When boxing was the dominant combat sport, George Foreman was more than a champion. He was an American original. His success story transcended fighting because he enjoyed an unprecedented second act that brought him more fame than when he was in his athletic prime. 

Chances are you’re familiar with one of the three: George Foreman, the boxer. George Foreman, the preacher. George Foreman, the grill. His unlikely journey changed his image from a menace into a pop culture sensation. No one could have predicted this path which is why he’s the subject of this latest biopic. 

You want to love Big George Foreman. You really do, because of its earnest storytelling and also, because of the real Foreman’s charisma. Today, the 74-year-old exudes grandfatherly warmth. However, it takes more than good vibes to portray a luminary.

Big George Foreman has heart, but it’s primarily a swing-and-miss. There is never any real sense of drama or stakes. Instead, we get a narrative that bobs and weaves from one scene to the next before we have a chance to connect with the characters or gain a deeper understanding of their motivations. 

This is the rare 2-hour-plus film that could have benefited from an extra 30 minutes to establish more tension and character development.
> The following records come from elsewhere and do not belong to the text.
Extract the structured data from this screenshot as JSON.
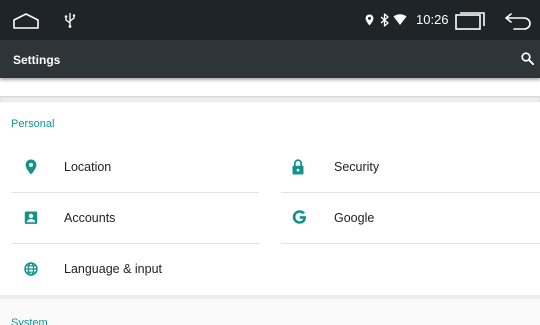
{
  "status_bar": {
    "time": "10:26",
    "icons": [
      "home-icon",
      "usb-icon",
      "location-icon",
      "bluetooth-icon",
      "wifi-icon",
      "recents-icon",
      "back-icon"
    ]
  },
  "app_bar": {
    "title": "Settings",
    "search_icon": "search-icon"
  },
  "personal": {
    "header": "Personal",
    "items": [
      {
        "label": "Location",
        "icon": "location-pin-icon"
      },
      {
        "label": "Security",
        "icon": "lock-icon"
      },
      {
        "label": "Accounts",
        "icon": "account-box-icon"
      },
      {
        "label": "Google",
        "icon": "google-g-icon"
      },
      {
        "label": "Language & input",
        "icon": "globe-icon"
      }
    ]
  },
  "system": {
    "header": "System"
  },
  "colors": {
    "status_bar": "#1e2428",
    "app_bar": "#2f3438",
    "accent": "#13938c",
    "background": "#fafafa"
  }
}
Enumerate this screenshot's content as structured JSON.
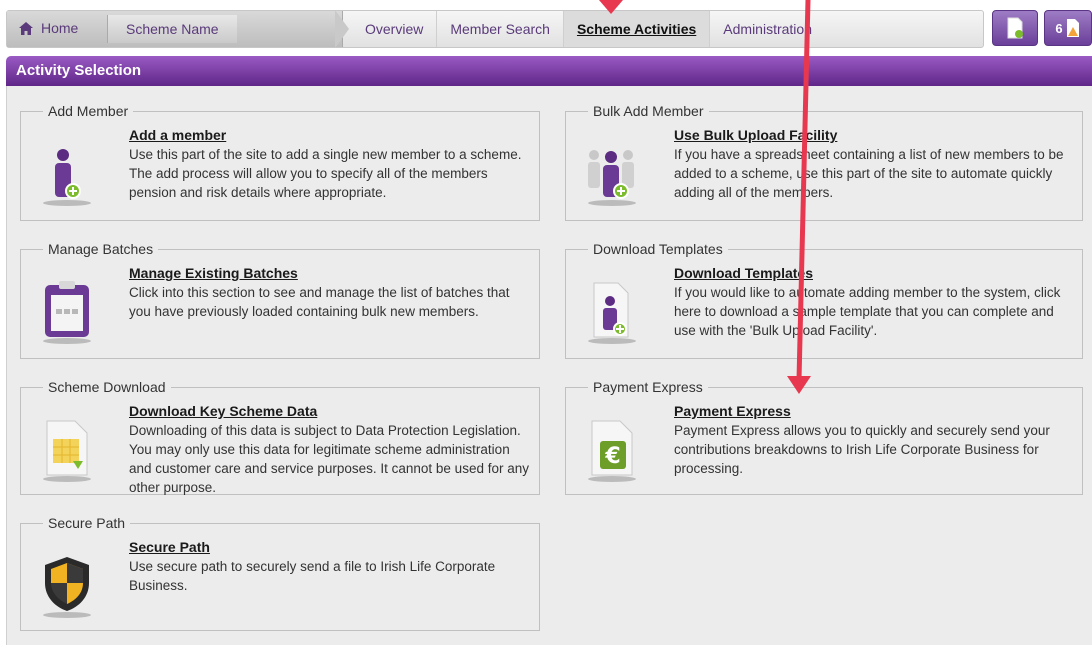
{
  "nav": {
    "home": "Home",
    "scheme": "Scheme Name",
    "tabs": [
      {
        "label": "Overview",
        "active": false
      },
      {
        "label": "Member Search",
        "active": false
      },
      {
        "label": "Scheme Activities",
        "active": true
      },
      {
        "label": "Administration",
        "active": false
      }
    ],
    "badge_count": "6"
  },
  "panel": {
    "title": "Activity Selection"
  },
  "cards": [
    {
      "legend": "Add Member",
      "title": "Add a member",
      "desc": "Use this part of the site to add a single new member to a scheme. The add process will allow you to specify all of the members pension and risk details where appropriate.",
      "icon": "add-member-icon"
    },
    {
      "legend": "Bulk Add Member",
      "title": "Use Bulk Upload Facility",
      "desc": "If you have a spreadsheet containing a list of new members to be added to a scheme, use this part of the site to automate quickly adding all of the members.",
      "icon": "bulk-add-members-icon"
    },
    {
      "legend": "Manage Batches",
      "title": "Manage Existing Batches",
      "desc": "Click into this section to see and manage the list of batches that you have previously loaded containing bulk new members.",
      "icon": "batches-clipboard-icon"
    },
    {
      "legend": "Download Templates",
      "title": "Download Templates",
      "desc": "If you would like to automate adding member to the system, click here to download a sample template that you can complete and use with the 'Bulk Upload Facility'.",
      "icon": "download-template-icon"
    },
    {
      "legend": "Scheme Download",
      "title": "Download Key Scheme Data",
      "desc": "Downloading of this data is subject to Data Protection Legislation. You may only use this data for legitimate scheme administration and customer care and service purposes. It cannot be used for any other purpose.",
      "icon": "spreadsheet-download-icon"
    },
    {
      "legend": "Payment Express",
      "title": "Payment Express",
      "desc": "Payment Express allows you to quickly and securely send your contributions breakdowns to Irish Life Corporate Business for processing.",
      "icon": "euro-document-icon"
    },
    {
      "legend": "Secure Path",
      "title": "Secure Path",
      "desc": "Use secure path to securely send a file to Irish Life Corporate Business.",
      "icon": "security-shield-icon"
    }
  ],
  "colors": {
    "brand_purple": "#6a2e94",
    "arrow_red": "#e8384f"
  }
}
George Foreman has had a big life. Give the man a big movie.

If you entered a lab and created an ideal heavyweight, he would look like Foreman: 6-foot-4, 220 pounds at his peak to 260 later in his career with anvils for hands. A boxer once said being punched by Foreman was like “getting hit by a big Mack truck at 50 mph.”

Big George Foreman establishes the protagonist as a poor, hungry, and angry young man. But it never really delves into the truth behind his hostility. You don’t get a handle on what demons are plaguing him, except in one scene when he’s picked on at school during lunchtime. His method of conflict resolution is, of course, using his fists. He beats up the bully. It’s a decent scene, but one moment like that doesn’t fuel a lifetime of aggression.

At this point, you know where the movie is going. A fatherly figure teaches Foreman (played by Khris Davis) how to channel his fury constructively by boxing. Academy Award-winner Forest Whitaker takes on the role of Doc Broadus, Forman’s mentor and trainer. Whitaker is this film’s most famous actor, but you could have gotten anybody for this part. It’s an archetype we’ve seen in countless features.

Like a music biopic, the ebbs and flows hit familiar notes. There’s the rise to the heavyweight championship when he defeated Joe Frazier. It produced Howard Cosell’s iconic call: “Down goes Frazier! Down goes Frazier! Down goes Frazier!” There’s the fall when he was knocked out by Muhammad Ali in The Rumble in the Jungle which remains legendary for Ali’s gutsy rope-a-dope strategy. There’s the comeback when a 45-year-old Foreman shocked the world by beating Michael Moorer, 26, to become the oldest heavyweight champion. 

Foreman was a hero to every bald, middle-aged guy with a paunch. Big George Foreman does an adequate job of showing his highlights and lowlights. There’s also ample time devoted to Foreman’s spiritual journey to becoming an ordained minister. Foreman routinely credits his faith for helping him turn his life around.

What stands out the most in Big George Foreman is what is omitted. There is almost no mention of the George Foreman Grill. The audience gets one line acknowledging its existence. That’s like making a Michael Jordan film and barely talking about Air Jordans.

The George Foreman Grill was a late 1990s/early 2000s cooking revolution, similar to what air fryers are today. Everyone had one, and it made Foreman even wealthier. He told AARP he earned as much as $8 million a month from sales

Leaving this out of Big George Foreman is an odd misstep by director George Tillman Jr. (The Hate U Give). Perhaps Foreman didn’t want this in the movie, but why ignore such a cultural phenomenon? More people might recognize Foreman today for his grill than his fighting. 

Foreman achieved success as a boxer, a preacher, and a pitchman. Big George Foreman should have captured all three elements of his amazing life.  

About Michael Grant

Born in Jamaica. Grew up in New York City. Lives in Louisville, Ky. Sports writer. Not related to Ulysses S. Grant.